Social and other networks have been shown empirically to exhibit high edge clustering — that is, the density of local neighborhoods, as measured by the clustering coefficient, is often much larger than the overall edge density of the network. In social networks, a desire for tight-knit circles of friendships — the colloquial “social clique” — is often cited as the primary driver of such structure.

We introduce and analyze a new network formation game in which rational players must balance edge purchases with a desire to maximize their own clustering coefficient. Our results include the following:

  • Construction of a number of specific families of equilibrium networks, including ones showing that equilibria can have rather general binary tree-like structure, including highly asymmetric binary trees. This is in contrast to other network formation games that yield only symmetric equilibrium networks. Our equilibria also include ones with large or small diameter, and ones with wide variance of degrees.

  • A general characterization of (non-degenerate) equilibrium networks, showing that such networks are always sparse and paid for by low-degree vertices, whereas high-degree “free riders” always have low utility.

  • A proof that for edge cost α ≥ 1/2 the Price of Anarchy grows linearly with the population size n while for edge cost α less than 1/2, the Price of Anarchy of the formation game is bounded by a constant depending only on α, and independent of n. Moreover, an explicit upper bound is constructed when the edge cost is a ”simple” rational (small numerator) less than 1/2.

  • A proof that for edge cost α less than 1/2 the average vertex clustering coefficient grows at least as fast as a function depending only on α, while the overall edge density goes to zero at a rate inversely proportional to the number of vertices in the network.

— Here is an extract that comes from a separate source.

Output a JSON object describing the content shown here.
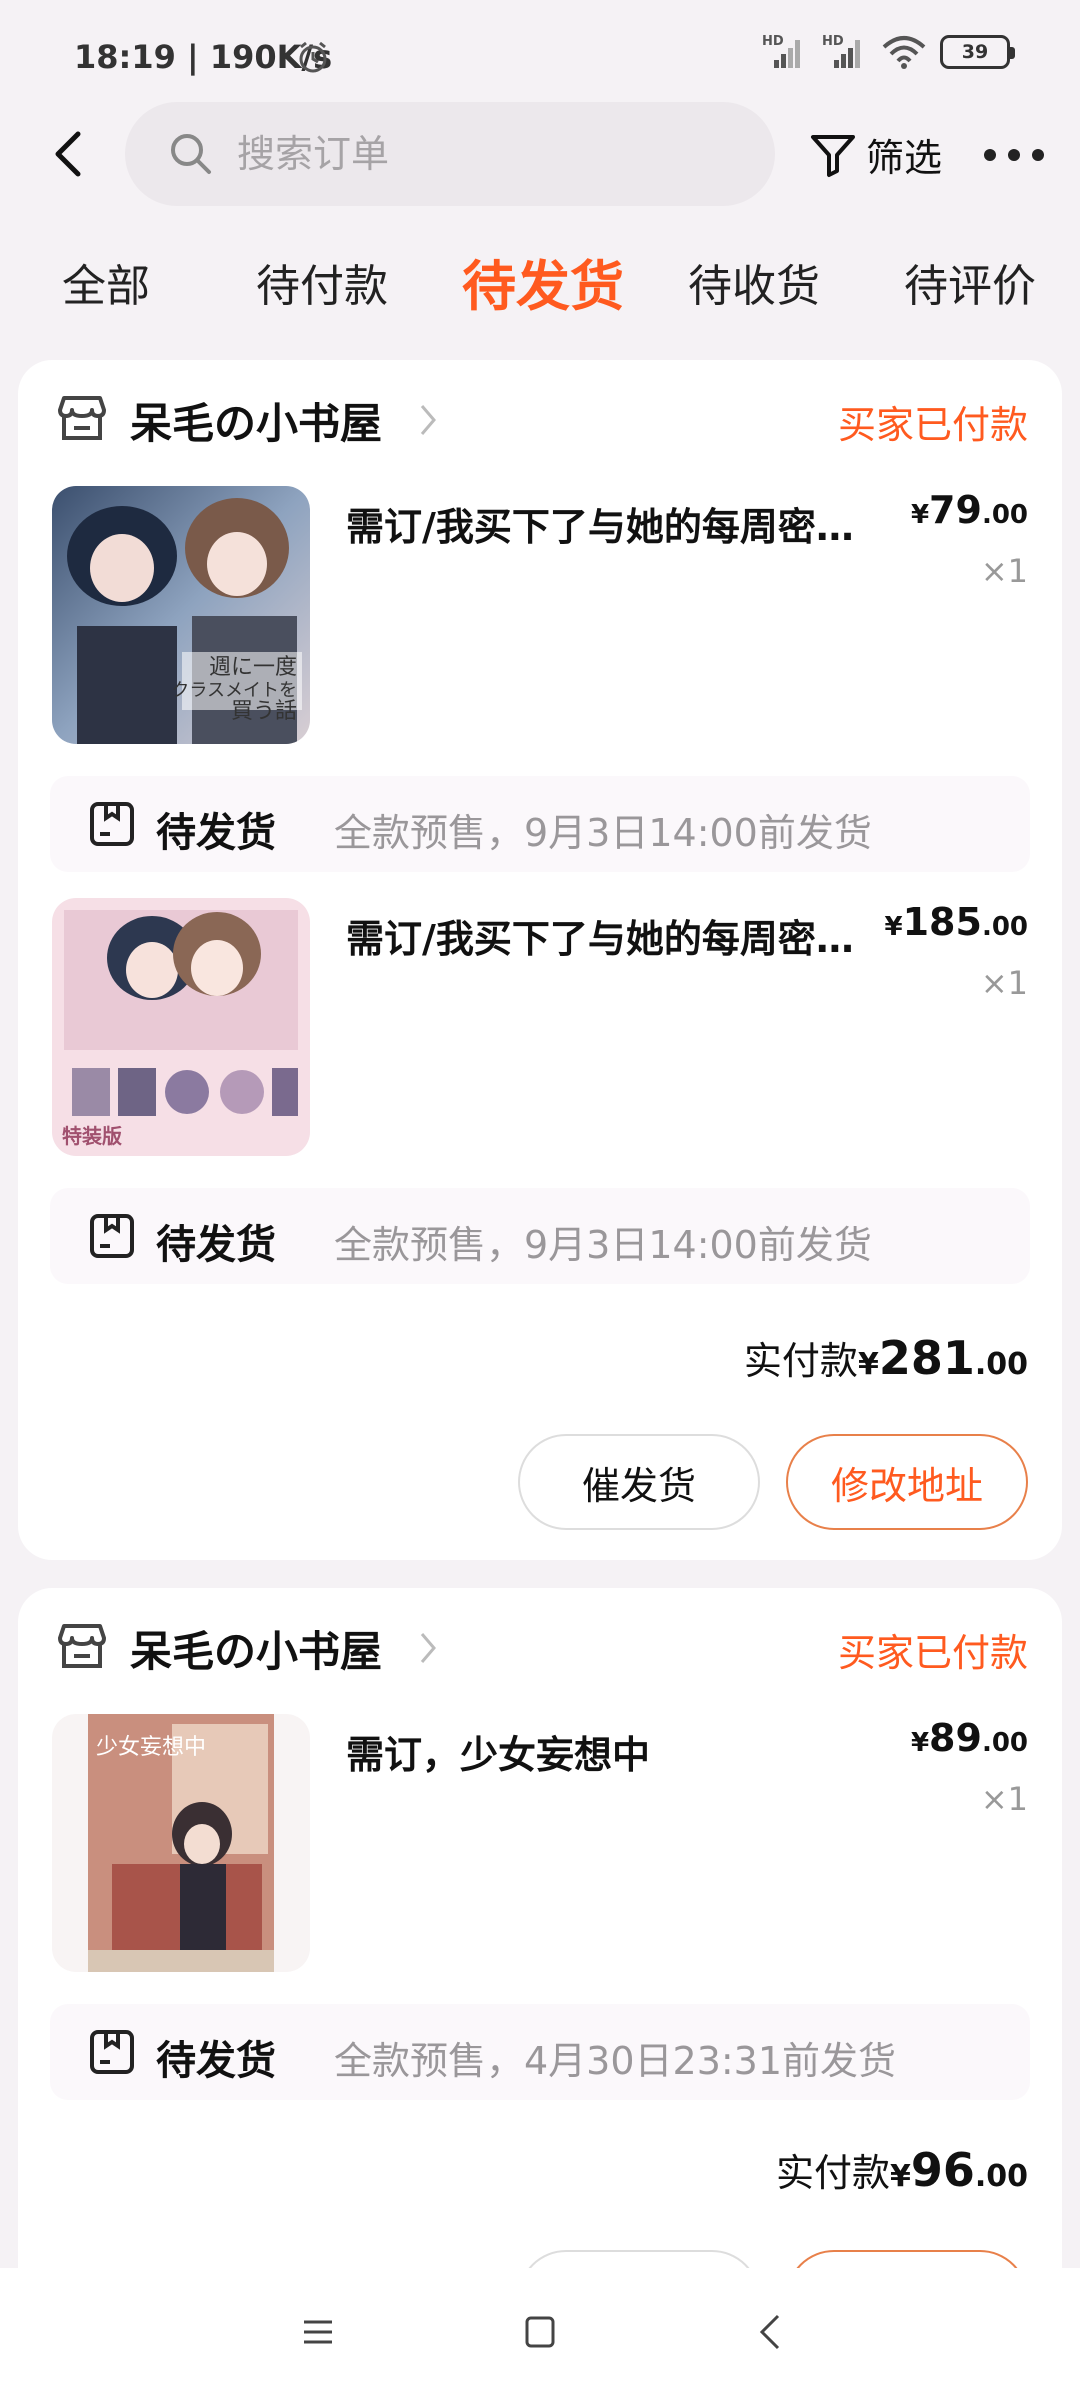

  • Results establishing the intractability of even weakly approximating best response computations.

Several of our results hold even for weaker notions of equilibrium, such as those based on link stability.